With a small population in a vast, rugged land, in B.C. we’ve had to be problem solvers by nature.
Before there was a British Columbia, First Nations on the coast turned cedar tree roots into watertight baskets, its bark into fishing nets, and its boughs into medicines. More recently, B.C. was home to the invention of the caulking gun, the walkie-talkie, and the egg carton. Today’s entrepreneurs are just the latest in a long line of local innovators.
The spirit of innovation lives on in our vibrant tech sector that uses the latest technology to do good. More than 105,000 British Columbians are working in the tech sector, and another 50,000 work in tech careers in other sectors.
Their work in technology is strengthening our healthcare and education systems, and it’s making our resource sector more competitive and environmentally sustainable. In government services, in banking, and in retail, tech is helping people connect.
Tech drives about seven percent of our economy. We’re highly ranked for our connectivity to the rest of the globe, and our tech players are strong in rapidly adapting to emerging trends. But there are challenges too. It’s hard to keep up with the sector’s growth and the possibility of 30,000 jobs going unfilled by 2021 puts us at risk of falling behind. B.C. needs many more large, home-grown companies that are global players. These anchor companies are the foundation of a strong ecosystem, fueling sustained growth and creating new spin-offs as they expand.
All these challenges are surmountable, if we have the ambition and determination to work together to tackle them.
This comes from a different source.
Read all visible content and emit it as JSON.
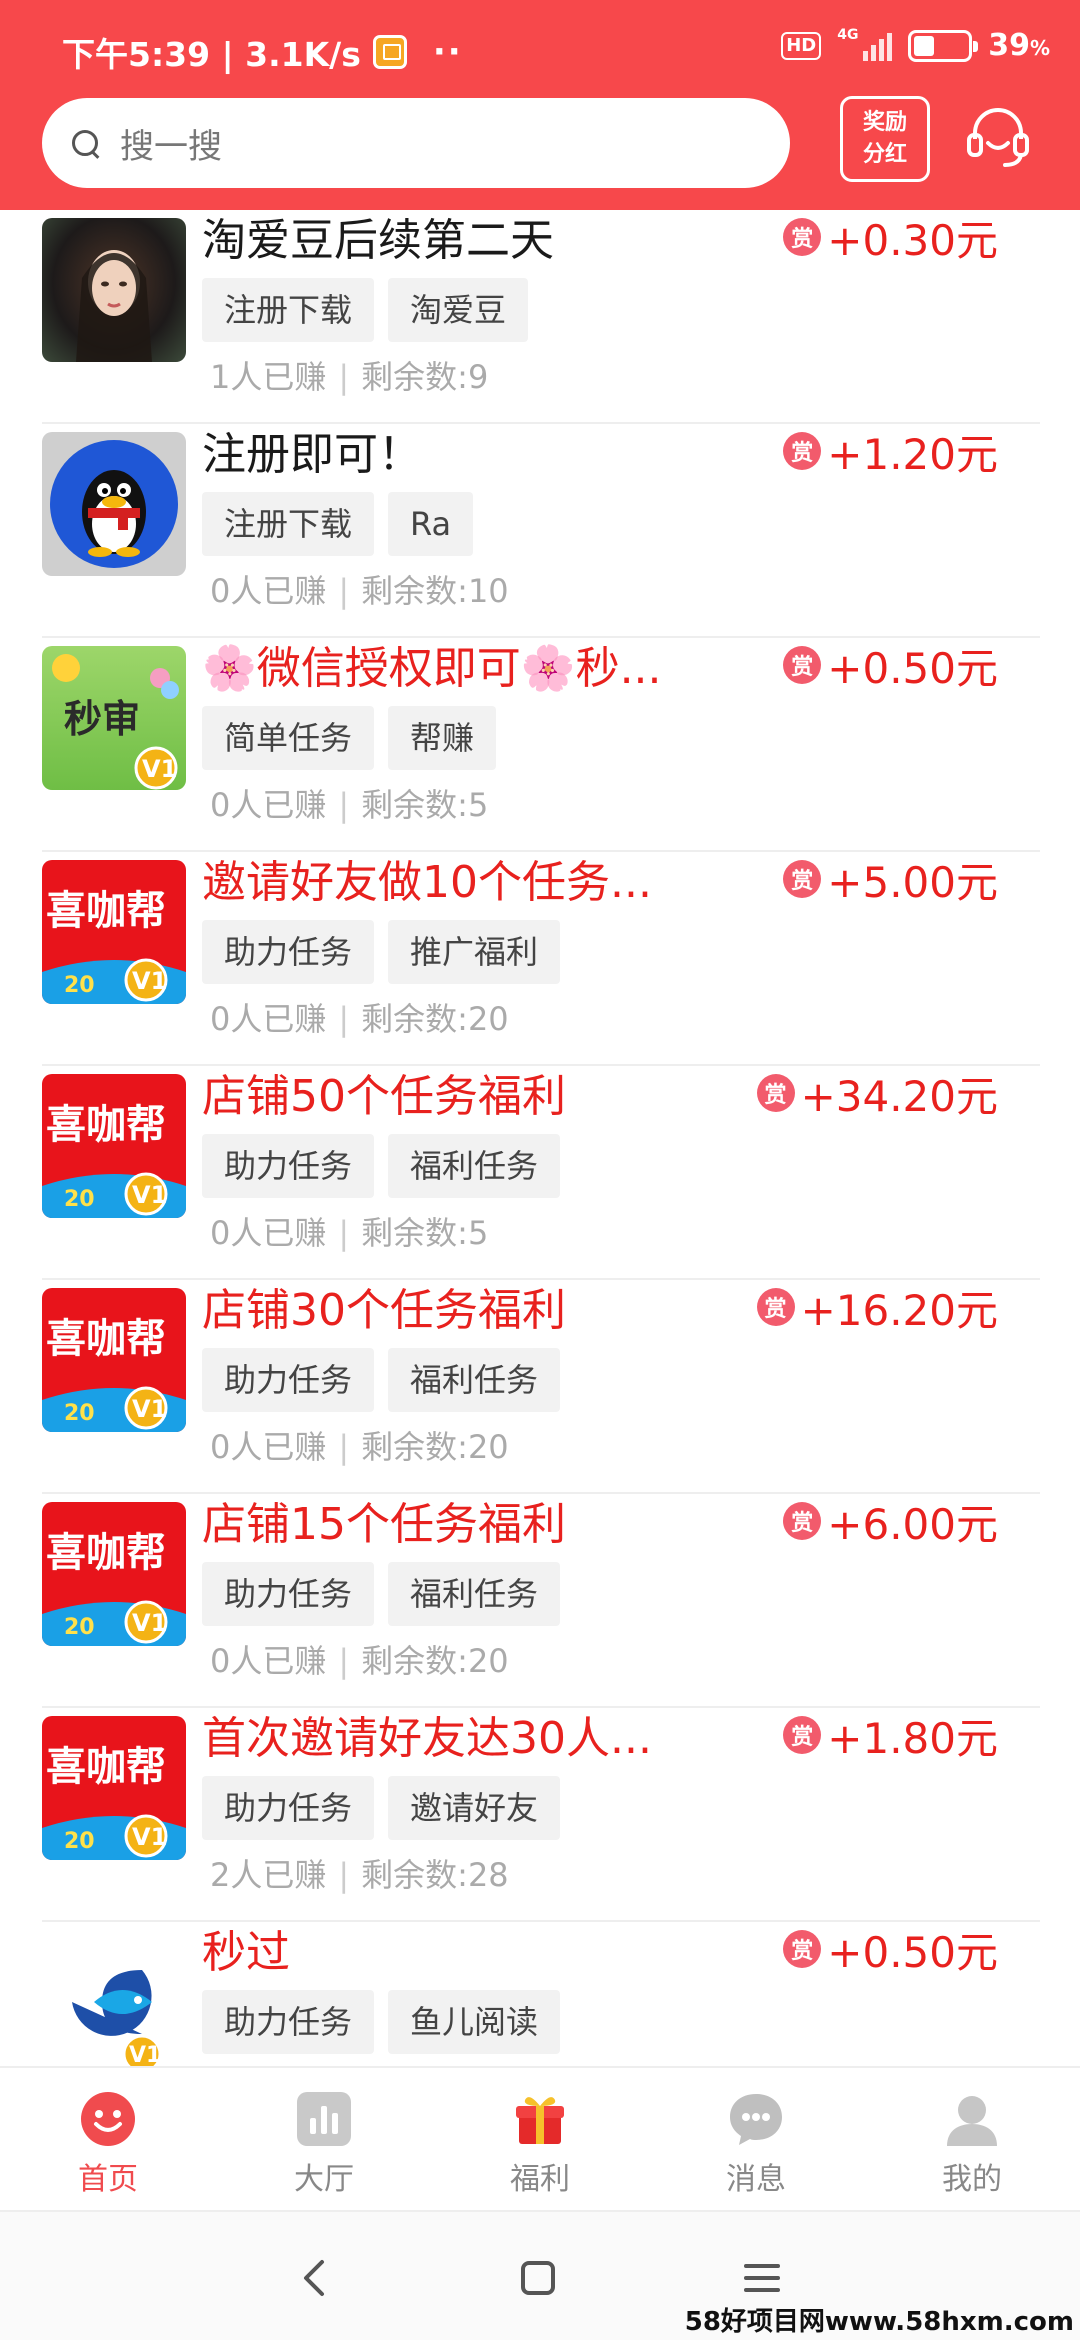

Now is the time to be bold and BC Tech is ready and willing to work across our sector and with governments to get the job done.
We need to shake-up our education system even further–embracing the positive new K-12 curriculum changes while helping teachers and schools bring it to life with modern tools. We need to be unapologetic champions of continued growth of post-secondary seats in science, technology, engineering, art, and mathematics – the STEAM disciplines. And, as the speed of economic change accelerates, we need to make sure mid-career retraining is available so workers can learn the skills needed to play key roles in the new economy.
On the business development front, B.C. entrepreneurs need to have access to capital–an essential to help them grow their startups into mature companies. We need to support companies as they take their innovations to market so they can grow their sales and exports at the same time as they invest in R&D.
And, above all, we must tear down the barriers inside the sector and between the tech sector and the rest of the economy. Today, every company is a tech company. In mining, in forestry, in agriculture, and in every sector you can imagine, tech is building a brighter future by making sure companies are set up to thrive for the long term in every corner of our province.
It will take hard work, determination, and the courage to take bold steps, but it will unlock limitless opportunities for our children, our communities, and our province.
– Jill Tipping, President and CEO, BC Tech Association